The enumeration of the ten kings speaks for itself; but the significance of the three kings requires some illustration. When Vespasian assumed the supreme dignity, the power of the empire was sustained by Titus among the legions, while it was represented by Domitian in the capital (Tac. Hist. iii. 84, iv. 2, 3). The three were thus associated together in the public mind, as no three persons had been associated before in the history of the Empire. Immediately on the accession of their father the two young men were created Caesars by the Senate and invested with the title of 'Principes Juventutis.' The first act of Vespasian was to associate Titus with himself as colleague in the consulship, while Domitian was made praetor with consular power. Several types of coin, struck during this reign, exhibit the effigy of the reigning emperor on the obverse with figures of Titus and Domitian on the reverse in various attitudes and with various legends. An extant inscription, on a marble (Eckhel Doctr. Num. vi. p. 320 sq), which has apparently served as a base for three busts, commemorates the emperor and his two sons in parallel columns, Vespasian's name and titles occupying the central column. 'Along this path (to glory)', says the elder Pliny (N. H. ii. 5) 'now advances with godlike step, accompanied by his sons, Vespasianus Augustus the greatest ruler of any age.' The association of Titus with his father's honours was close and continuous. He was seven times colleague to the emperor in the consulate during the ten years of Vespasian's reign. He was associated in the Pontificate, the Censorship, and the Tribunician Power, which represented respectively the religious, the moral, and the political authority of the sovereign. From the moment of his return to Rome after his Eastern victories 'he never ceased,' we are told, 'to act the part of colleague and even guardian of the empire1.' The title Imperator itself was conferred upon him, so that the language of the elder Pliny is perfectly correct, when he speaks of 'imperatores Caesares Vespasiani, pater filiusque' during the lifetime of the father. On the other hand the relations of Vespasian towards his younger son were never cordial. But the good nature and generosity of Titus interposed to prevent any open breach between the two. He represented to his father that the safety of the empire was dependent on the harmony of the imperial household; and the baseness of Domitian was in consequence overlooked. Coins were struck, which had on the obverse the two sons of Vespasian, with the legend TVTELA AVGVSTI. At the triumph after the close of the Judaic war, 'Vespasian,' says one who witnessed it, 'preceded in a chariot, and Titus followed, while Domitian rode on horseback by the side, himself splendidly habited and mounted on a horse which was a sight to see.'

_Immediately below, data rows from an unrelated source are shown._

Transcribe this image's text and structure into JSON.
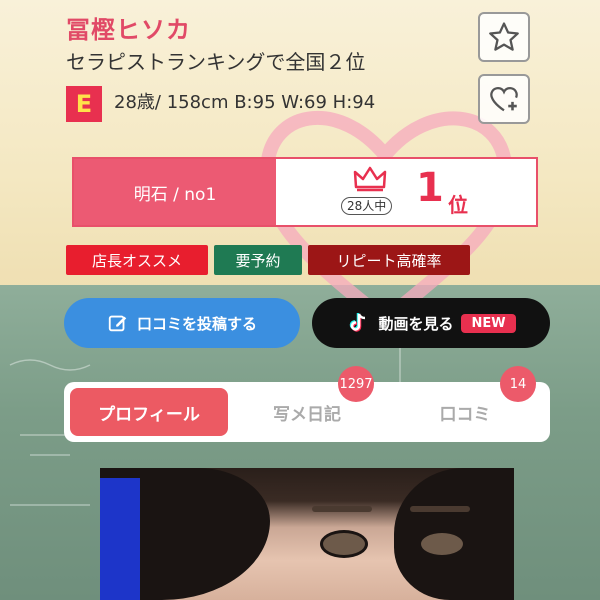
{
  "profile": {
    "name": "冨樫ヒソカ",
    "catchphrase": "セラピストランキングで全国２位",
    "rank_letter": "E",
    "stats": "28歳/ 158cm B:95 W:69 H:94"
  },
  "ranking": {
    "area_label": "明石 / no1",
    "of_count": "28人中",
    "position": "1",
    "position_unit": "位"
  },
  "tags": [
    "店長オススメ",
    "要予約",
    "リピート高確率"
  ],
  "actions": {
    "post_review": "口コミを投稿する",
    "watch_video": "動画を見る",
    "new_badge": "NEW"
  },
  "tabs": [
    {
      "label": "プロフィール",
      "active": true
    },
    {
      "label": "写メ日記",
      "badge": "1297"
    },
    {
      "label": "口コミ",
      "badge": "14"
    }
  ],
  "colors": {
    "accent": "#e8304f",
    "name": "#e14a67",
    "tag_recommend": "#e81e2e",
    "tag_reserve": "#1f7a53",
    "tag_repeat": "#9c1616",
    "post_button": "#3b8fe0",
    "video_button": "#111111"
  },
  "icons": {
    "favorite": "star-icon",
    "like": "heart-plus-icon",
    "ranking": "crown-icon",
    "post": "edit-icon",
    "video": "tiktok-icon"
  }
}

Here then were the very three kings of whom the prophecy spoke. It is true that the obvious interpretation of the words pointed to three several kings belonging to the ten who are mentioned just before, whereas the so-called Barnabas found the three combined in one of the ten together with his sons and colleagues in the kingship. But this manipulation was forced upon him by the stubbornness of contemporary facts; and he calls attention to it by repeating the expression 'three in one,' which has no place in the original.

Manuscripts.

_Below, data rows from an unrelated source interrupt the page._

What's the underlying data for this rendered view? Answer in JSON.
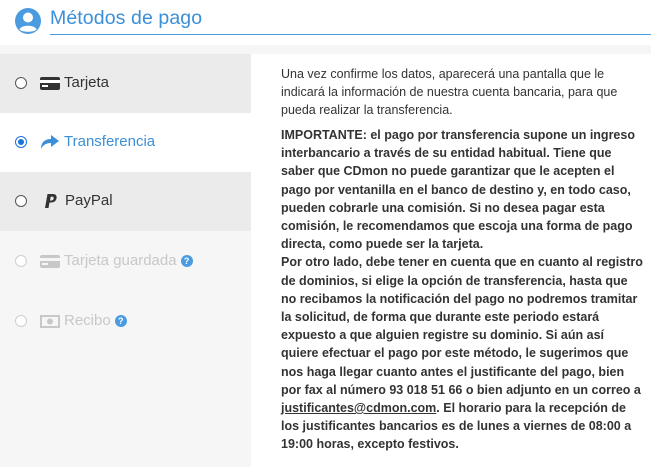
{
  "header": {
    "title": "Métodos de pago"
  },
  "options": {
    "tarjeta": "Tarjeta",
    "transferencia": "Transferencia",
    "paypal": "PayPal",
    "tarjeta_guardada": "Tarjeta guardada",
    "recibo": "Recibo",
    "selected": "Transferencia"
  },
  "panel": {
    "intro": "Una vez confirme los datos, aparecerá una pantalla que le indicará la información de nuestra cuenta bancaria, para que pueda realizar la transferencia.",
    "important_p1": "IMPORTANTE: el pago por transferencia supone un ingreso interbancario a través de su entidad habitual. Tiene que saber que CDmon no puede garantizar que le acepten el pago por ventanilla en el banco de destino y, en todo caso, pueden cobrarle una comisión. Si no desea pagar esta comisión, le recomendamos que escoja una forma de pago directa, como puede ser la tarjeta.",
    "important_p2_before": "Por otro lado, debe tener en cuenta que en cuanto al registro de dominios, si elige la opción de transferencia, hasta que no recibamos la notificación del pago no podremos tramitar la solicitud, de forma que durante este periodo estará expuesto a que alguien registre su dominio. Si aún así quiere efectuar el pago por este método, le sugerimos que nos haga llegar cuanto antes el justificante del pago, bien por fax al número 93 018 51 66 o bien adjunto en un correo a ",
    "email": "justificantes@cdmon.com",
    "important_p2_after": ". El horario para la recepción de los justificantes bancarios es de lunes a viernes de 08:00 a 19:00 horas, excepto festivos."
  },
  "colors": {
    "accent": "#3b8fd8",
    "radio": "#1a73d9",
    "disabled": "#c8c8c8"
  },
  "icons": {
    "header": "user-circle-icon",
    "tarjeta": "credit-card-icon",
    "transferencia": "share-arrow-icon",
    "paypal": "paypal-icon",
    "tarjeta_guardada": "credit-card-icon",
    "recibo": "money-bill-icon",
    "help": "question-circle-icon"
  }
}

According to Bart Ehrman (on pages 9-10 of volume 2 of the Loeb edition of the apostolic fathers) and Michael Holmes (on page 160-161 of The Apostolic Fathers) the following manuscripts are extant for the teaching of the twelve:

Sinaiticus (S), century IV, Greek.
First corrector of Sinaiticus (S*), century IV, Greek.
Second corrector of Sinaiticus (S**), century VII, Greek.
Hierosolymitanus (H), year 1056, Greek.
Greek manuscripts (G), nine in number,* century XI and later, noted as v, o, f, p, c, t, n, s, a.
Papyrus fragment (P), century IV or V, Greek (containing 9.1-6).
Latin version (L) of chapters 1-17 only.

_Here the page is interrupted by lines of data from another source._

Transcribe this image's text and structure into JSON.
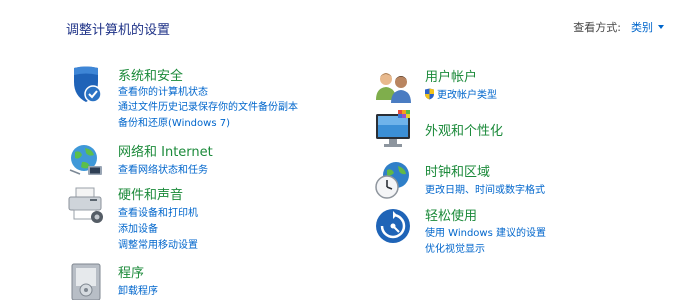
{
  "page": {
    "title": "调整计算机的设置",
    "view_by_label": "查看方式:",
    "view_by_value": "类别"
  },
  "left_categories": [
    {
      "icon": "system-security-icon",
      "title": "系统和安全",
      "links": [
        "查看你的计算机状态",
        "通过文件历史记录保存你的文件备份副本",
        "备份和还原(Windows 7)"
      ]
    },
    {
      "icon": "network-internet-icon",
      "title": "网络和 Internet",
      "links": [
        "查看网络状态和任务"
      ]
    },
    {
      "icon": "hardware-sound-icon",
      "title": "硬件和声音",
      "links": [
        "查看设备和打印机",
        "添加设备",
        "调整常用移动设置"
      ]
    },
    {
      "icon": "programs-icon",
      "title": "程序",
      "links": [
        "卸载程序"
      ]
    }
  ],
  "right_categories": [
    {
      "icon": "user-accounts-icon",
      "title": "用户帐户",
      "links": [
        "更改帐户类型"
      ]
    },
    {
      "icon": "appearance-personalization-icon",
      "title": "外观和个性化",
      "links": []
    },
    {
      "icon": "clock-region-icon",
      "title": "时钟和区域",
      "links": [
        "更改日期、时间或数字格式"
      ]
    },
    {
      "icon": "ease-of-access-icon",
      "title": "轻松使用",
      "links": [
        "使用 Windows 建议的设置",
        "优化视觉显示"
      ]
    }
  ],
  "colors": {
    "title_blue": "#1e3287",
    "category_green": "#1b8a3a",
    "link_blue": "#0066cc"
  }
}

* The nine Greek manuscripts all derive from the same exemplar, and all break off at Polycarp 9.2 in the middle of a sentence, at the words και δι υμας υπο. Each then proceeds with Barnabas 5.7, at the words τον λαον τον καινον.